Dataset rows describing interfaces

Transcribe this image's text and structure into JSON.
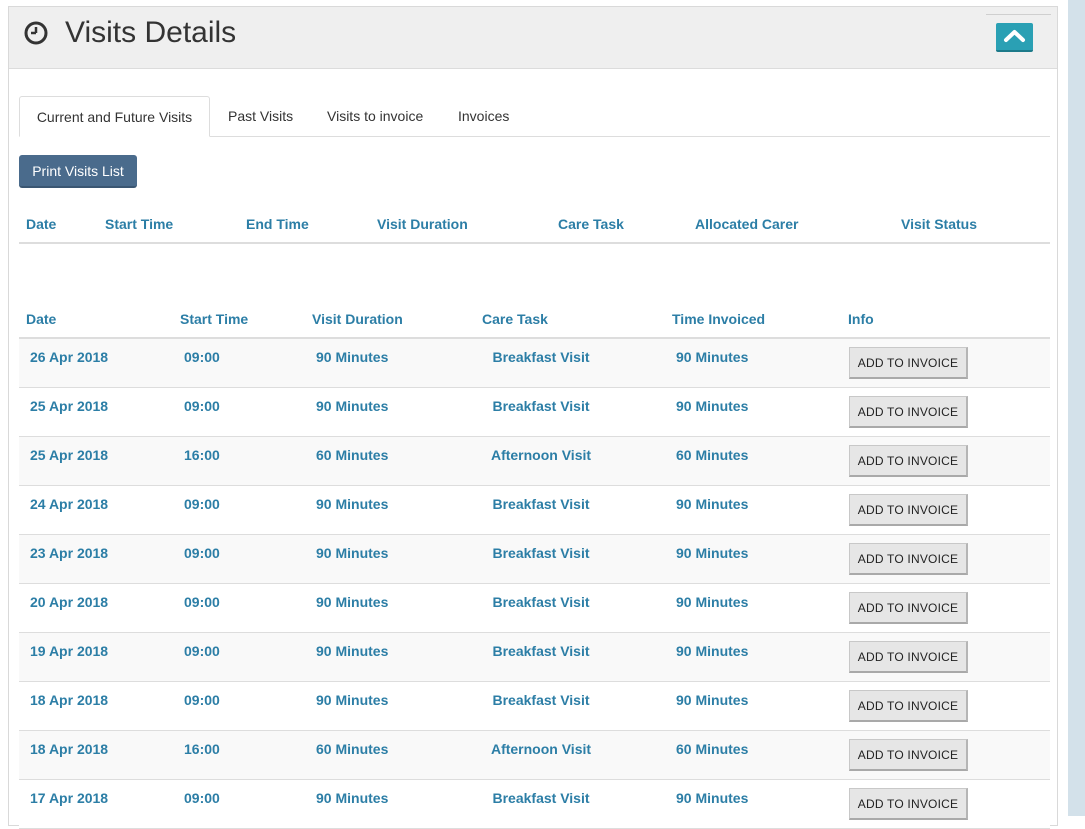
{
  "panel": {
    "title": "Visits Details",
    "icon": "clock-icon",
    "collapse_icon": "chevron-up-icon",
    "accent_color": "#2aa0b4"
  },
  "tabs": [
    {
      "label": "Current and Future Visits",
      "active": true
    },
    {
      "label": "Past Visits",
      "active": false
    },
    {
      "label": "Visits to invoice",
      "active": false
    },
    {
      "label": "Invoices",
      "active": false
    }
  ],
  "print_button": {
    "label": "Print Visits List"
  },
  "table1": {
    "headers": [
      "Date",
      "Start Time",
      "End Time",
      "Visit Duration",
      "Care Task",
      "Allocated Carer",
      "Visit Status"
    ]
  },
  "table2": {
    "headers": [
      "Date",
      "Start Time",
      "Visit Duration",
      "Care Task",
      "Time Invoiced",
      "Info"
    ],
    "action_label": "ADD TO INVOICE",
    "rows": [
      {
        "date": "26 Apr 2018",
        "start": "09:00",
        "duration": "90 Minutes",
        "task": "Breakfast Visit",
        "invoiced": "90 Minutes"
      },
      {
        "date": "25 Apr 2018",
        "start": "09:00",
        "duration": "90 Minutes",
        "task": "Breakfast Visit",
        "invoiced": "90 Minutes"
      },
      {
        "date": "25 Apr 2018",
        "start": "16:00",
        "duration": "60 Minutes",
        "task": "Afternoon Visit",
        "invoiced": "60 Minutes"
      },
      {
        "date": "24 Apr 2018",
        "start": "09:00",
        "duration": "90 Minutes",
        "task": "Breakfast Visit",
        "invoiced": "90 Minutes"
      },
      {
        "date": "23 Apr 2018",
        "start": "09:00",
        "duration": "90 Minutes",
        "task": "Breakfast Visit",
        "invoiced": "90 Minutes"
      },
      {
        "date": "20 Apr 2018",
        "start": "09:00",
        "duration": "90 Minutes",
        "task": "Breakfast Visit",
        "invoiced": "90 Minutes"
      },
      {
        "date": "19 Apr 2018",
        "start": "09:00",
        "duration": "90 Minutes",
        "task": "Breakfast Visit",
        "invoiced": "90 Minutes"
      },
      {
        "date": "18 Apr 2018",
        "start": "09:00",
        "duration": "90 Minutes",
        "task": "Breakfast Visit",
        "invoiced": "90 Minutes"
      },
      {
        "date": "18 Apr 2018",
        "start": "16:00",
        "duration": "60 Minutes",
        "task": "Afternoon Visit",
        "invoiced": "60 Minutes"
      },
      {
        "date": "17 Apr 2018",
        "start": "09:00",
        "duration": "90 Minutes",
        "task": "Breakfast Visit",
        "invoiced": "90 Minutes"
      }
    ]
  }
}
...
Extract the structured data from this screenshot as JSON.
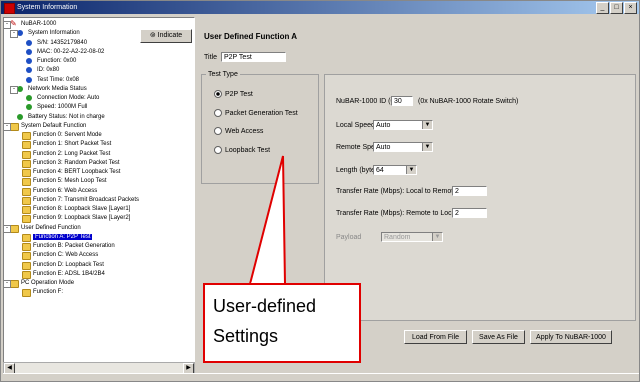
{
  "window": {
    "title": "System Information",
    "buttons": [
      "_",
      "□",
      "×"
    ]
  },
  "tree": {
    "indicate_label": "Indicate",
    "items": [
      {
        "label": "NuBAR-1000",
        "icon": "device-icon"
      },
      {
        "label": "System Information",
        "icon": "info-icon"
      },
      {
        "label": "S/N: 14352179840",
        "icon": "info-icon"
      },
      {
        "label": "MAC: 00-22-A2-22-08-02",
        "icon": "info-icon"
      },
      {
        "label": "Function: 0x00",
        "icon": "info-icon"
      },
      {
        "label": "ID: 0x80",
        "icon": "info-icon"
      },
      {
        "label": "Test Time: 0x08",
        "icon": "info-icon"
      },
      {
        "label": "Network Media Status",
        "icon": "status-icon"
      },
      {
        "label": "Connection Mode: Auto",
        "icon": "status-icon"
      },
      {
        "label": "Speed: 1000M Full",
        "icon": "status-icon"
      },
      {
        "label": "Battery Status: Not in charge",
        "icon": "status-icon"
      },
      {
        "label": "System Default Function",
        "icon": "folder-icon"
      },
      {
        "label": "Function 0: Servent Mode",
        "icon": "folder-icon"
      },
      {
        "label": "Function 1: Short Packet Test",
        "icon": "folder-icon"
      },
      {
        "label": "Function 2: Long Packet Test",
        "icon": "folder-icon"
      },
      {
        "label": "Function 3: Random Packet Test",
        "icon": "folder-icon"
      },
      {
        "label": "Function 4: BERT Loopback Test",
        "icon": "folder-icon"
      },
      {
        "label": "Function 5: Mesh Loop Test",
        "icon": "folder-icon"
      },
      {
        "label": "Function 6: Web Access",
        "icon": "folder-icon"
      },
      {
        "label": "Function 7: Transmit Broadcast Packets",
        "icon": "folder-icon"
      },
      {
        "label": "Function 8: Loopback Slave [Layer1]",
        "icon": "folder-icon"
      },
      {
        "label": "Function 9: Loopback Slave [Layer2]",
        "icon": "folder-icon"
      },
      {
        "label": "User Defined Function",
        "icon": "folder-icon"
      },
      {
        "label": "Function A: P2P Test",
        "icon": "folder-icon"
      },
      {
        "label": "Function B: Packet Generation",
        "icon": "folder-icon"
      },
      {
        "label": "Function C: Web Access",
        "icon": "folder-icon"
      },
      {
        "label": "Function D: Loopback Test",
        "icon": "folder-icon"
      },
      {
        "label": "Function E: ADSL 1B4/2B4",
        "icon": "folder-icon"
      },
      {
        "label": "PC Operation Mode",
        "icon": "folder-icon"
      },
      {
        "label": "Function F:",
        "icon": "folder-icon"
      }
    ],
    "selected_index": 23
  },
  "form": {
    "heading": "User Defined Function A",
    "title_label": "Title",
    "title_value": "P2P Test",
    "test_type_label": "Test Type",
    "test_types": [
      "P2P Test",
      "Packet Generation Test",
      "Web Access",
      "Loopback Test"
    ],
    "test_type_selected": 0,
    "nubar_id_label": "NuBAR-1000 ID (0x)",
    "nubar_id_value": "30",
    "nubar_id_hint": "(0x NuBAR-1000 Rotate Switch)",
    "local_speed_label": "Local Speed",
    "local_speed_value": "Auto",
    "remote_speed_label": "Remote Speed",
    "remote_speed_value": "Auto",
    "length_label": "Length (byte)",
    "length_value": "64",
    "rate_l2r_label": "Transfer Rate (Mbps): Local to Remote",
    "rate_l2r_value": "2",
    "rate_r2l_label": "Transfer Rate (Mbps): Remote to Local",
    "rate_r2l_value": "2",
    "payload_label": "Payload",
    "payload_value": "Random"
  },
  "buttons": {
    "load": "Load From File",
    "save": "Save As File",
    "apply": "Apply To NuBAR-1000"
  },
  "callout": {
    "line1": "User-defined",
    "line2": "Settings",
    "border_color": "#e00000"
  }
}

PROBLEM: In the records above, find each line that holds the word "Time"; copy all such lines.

OUTPUT BELOW:
      "Start Time",
      "End Time",
      "Start Time",
      "Time Invoiced",
        "label": "Test Time: 0x08",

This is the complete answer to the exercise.